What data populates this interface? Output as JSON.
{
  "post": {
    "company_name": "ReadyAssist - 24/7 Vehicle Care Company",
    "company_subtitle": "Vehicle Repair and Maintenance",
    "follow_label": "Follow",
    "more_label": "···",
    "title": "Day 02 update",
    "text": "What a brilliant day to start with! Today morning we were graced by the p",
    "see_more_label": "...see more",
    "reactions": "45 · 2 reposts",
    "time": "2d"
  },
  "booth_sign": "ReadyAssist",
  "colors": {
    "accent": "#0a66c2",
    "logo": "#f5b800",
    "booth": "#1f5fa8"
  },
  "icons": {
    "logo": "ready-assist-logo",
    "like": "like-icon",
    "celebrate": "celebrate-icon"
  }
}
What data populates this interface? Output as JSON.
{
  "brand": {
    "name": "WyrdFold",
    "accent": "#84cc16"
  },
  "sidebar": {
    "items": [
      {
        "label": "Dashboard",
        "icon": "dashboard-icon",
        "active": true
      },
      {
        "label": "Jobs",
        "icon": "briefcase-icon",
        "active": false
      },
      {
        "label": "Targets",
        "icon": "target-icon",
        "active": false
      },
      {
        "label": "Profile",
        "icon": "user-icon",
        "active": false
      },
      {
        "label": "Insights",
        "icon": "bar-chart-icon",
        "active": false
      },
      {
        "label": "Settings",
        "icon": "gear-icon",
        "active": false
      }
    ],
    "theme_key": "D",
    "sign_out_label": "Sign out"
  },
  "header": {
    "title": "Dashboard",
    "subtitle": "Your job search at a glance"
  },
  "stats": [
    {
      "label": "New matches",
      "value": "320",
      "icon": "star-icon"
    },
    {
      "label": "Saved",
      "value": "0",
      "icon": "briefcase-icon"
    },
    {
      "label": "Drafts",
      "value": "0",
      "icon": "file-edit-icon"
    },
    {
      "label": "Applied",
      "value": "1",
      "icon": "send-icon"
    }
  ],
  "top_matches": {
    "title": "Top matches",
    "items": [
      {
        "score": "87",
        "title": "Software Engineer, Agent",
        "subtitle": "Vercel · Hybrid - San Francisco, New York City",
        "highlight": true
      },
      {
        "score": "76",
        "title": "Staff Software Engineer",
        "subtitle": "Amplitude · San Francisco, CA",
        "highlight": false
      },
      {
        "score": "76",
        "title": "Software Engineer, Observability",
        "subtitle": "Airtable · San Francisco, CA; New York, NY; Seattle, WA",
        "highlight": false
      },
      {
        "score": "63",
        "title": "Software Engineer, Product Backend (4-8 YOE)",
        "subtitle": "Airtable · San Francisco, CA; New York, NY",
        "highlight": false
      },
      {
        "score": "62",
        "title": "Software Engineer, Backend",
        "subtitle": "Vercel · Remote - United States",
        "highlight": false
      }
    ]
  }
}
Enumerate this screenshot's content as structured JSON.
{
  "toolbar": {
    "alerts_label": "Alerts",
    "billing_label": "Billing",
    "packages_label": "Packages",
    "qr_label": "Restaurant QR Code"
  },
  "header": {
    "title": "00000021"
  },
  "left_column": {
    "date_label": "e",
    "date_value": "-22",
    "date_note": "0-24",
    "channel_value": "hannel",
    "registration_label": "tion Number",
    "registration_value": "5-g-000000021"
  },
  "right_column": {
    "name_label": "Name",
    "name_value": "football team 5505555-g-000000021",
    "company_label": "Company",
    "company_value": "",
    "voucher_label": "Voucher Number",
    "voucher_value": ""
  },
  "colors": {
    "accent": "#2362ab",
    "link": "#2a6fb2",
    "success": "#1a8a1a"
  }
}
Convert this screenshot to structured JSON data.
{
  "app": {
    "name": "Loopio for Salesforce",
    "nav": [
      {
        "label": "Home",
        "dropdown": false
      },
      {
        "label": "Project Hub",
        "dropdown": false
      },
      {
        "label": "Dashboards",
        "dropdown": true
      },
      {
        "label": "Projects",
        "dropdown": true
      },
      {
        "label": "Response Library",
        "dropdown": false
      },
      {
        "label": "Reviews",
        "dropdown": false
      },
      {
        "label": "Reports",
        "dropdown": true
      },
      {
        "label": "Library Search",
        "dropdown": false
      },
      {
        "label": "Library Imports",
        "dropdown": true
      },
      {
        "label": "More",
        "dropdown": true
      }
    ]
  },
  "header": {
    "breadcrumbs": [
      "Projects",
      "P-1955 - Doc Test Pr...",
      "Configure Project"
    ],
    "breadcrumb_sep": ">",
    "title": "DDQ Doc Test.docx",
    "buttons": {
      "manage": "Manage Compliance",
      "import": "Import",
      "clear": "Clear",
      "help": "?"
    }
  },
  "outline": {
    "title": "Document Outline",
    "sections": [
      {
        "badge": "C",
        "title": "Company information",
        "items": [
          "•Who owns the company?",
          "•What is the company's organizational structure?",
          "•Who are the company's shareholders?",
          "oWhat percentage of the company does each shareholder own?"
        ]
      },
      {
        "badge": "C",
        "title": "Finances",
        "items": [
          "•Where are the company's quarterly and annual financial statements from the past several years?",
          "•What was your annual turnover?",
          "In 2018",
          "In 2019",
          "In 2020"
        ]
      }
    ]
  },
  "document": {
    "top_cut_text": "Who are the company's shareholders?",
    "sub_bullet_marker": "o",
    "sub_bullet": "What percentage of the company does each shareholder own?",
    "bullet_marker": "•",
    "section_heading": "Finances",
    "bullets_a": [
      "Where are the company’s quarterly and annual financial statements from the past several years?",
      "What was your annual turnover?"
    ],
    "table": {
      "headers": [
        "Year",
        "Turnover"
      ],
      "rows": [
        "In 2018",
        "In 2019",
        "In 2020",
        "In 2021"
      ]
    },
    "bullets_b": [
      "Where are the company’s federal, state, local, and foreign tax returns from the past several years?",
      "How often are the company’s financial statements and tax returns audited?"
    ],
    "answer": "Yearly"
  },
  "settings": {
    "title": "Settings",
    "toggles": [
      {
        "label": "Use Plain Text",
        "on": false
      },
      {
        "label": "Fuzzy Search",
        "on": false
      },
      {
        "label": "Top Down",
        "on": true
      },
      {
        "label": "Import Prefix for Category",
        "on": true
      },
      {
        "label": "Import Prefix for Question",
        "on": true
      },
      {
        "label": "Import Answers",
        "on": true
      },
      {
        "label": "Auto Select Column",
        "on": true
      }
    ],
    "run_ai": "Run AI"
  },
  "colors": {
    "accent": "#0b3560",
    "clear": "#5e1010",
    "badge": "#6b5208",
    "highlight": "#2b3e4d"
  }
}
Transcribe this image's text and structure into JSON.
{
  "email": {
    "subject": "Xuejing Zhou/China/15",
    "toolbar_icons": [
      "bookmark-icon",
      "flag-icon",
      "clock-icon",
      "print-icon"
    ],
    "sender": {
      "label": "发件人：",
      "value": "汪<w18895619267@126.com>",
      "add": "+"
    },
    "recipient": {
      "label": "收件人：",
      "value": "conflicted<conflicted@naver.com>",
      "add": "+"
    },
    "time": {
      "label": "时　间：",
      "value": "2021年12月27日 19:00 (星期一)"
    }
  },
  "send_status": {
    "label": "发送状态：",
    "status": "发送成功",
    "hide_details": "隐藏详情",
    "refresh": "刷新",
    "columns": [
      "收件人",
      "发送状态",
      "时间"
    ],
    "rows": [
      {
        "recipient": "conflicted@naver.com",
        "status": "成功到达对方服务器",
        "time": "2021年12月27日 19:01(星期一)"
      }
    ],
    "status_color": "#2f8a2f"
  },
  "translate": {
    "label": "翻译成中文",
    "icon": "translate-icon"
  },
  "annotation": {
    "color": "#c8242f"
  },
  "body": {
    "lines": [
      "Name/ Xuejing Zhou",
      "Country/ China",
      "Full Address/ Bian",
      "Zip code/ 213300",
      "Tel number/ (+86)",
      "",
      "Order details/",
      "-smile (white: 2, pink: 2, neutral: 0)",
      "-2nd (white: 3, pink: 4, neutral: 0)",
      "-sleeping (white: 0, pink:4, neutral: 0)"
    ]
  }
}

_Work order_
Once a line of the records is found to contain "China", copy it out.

_Worked solution_
    "subject": "Xuejing Zhou/China/15",
      "Country/ China",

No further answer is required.